In a journal-based file system, all changes to your files are recorded and held together. This allows the separation of file contents from the metadata (filename, modified dates, etc...). The implications of this, however, are that if a file is not indexed in the journal, it literally doesn't exist - even if the 0's and 1's physically exist on the platter.
This is where
chkdsk comes in handy, as well as the "dirty bit" of the drive. When performing various file system operations, the dirty bit is set until the operation is completed, at which point it is cleared. From the Microsoft
If a volume's dirty bit is set, this indicates that the file system
may be in an inconsistent state. The dirty bit can be set because the
volume is online and has outstanding changes, because changes were
made to the volume and the computer shutdown before the changes were
committed to disk, or because corruption was detected on the volume.
If the dirty bit is set when the computer restarts, chkdsk runs to
verify the consistency of the volume.

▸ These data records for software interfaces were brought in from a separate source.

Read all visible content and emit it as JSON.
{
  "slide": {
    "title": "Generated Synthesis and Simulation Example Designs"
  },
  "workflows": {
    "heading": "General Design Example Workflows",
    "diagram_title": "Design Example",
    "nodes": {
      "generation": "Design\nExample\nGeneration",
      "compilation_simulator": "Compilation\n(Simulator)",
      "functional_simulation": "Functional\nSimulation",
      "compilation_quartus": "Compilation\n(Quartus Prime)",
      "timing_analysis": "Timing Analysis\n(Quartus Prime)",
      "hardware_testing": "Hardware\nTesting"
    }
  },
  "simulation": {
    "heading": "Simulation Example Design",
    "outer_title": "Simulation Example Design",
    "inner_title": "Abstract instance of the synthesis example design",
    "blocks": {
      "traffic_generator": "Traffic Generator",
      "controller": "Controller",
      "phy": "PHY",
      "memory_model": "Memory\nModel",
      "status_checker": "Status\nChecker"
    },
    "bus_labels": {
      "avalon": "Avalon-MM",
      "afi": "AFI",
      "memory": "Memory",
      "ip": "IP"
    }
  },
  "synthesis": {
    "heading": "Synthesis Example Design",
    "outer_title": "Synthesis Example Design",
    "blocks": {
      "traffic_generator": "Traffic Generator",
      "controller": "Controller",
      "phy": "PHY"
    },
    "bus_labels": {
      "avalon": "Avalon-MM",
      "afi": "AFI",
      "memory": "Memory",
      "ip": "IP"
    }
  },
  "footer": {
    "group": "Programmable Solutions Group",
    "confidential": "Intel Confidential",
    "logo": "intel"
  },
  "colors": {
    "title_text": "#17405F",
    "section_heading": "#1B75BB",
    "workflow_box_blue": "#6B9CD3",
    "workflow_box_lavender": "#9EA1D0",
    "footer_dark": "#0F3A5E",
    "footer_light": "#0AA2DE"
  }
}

Since your computer had the dirty bit set, you need to ensure that the filesystem is consistent to prevent volume corruption, or data loss. Running a file system checker can also allow the drive to recover non-indexed files which haven't yet been recorded in the journal.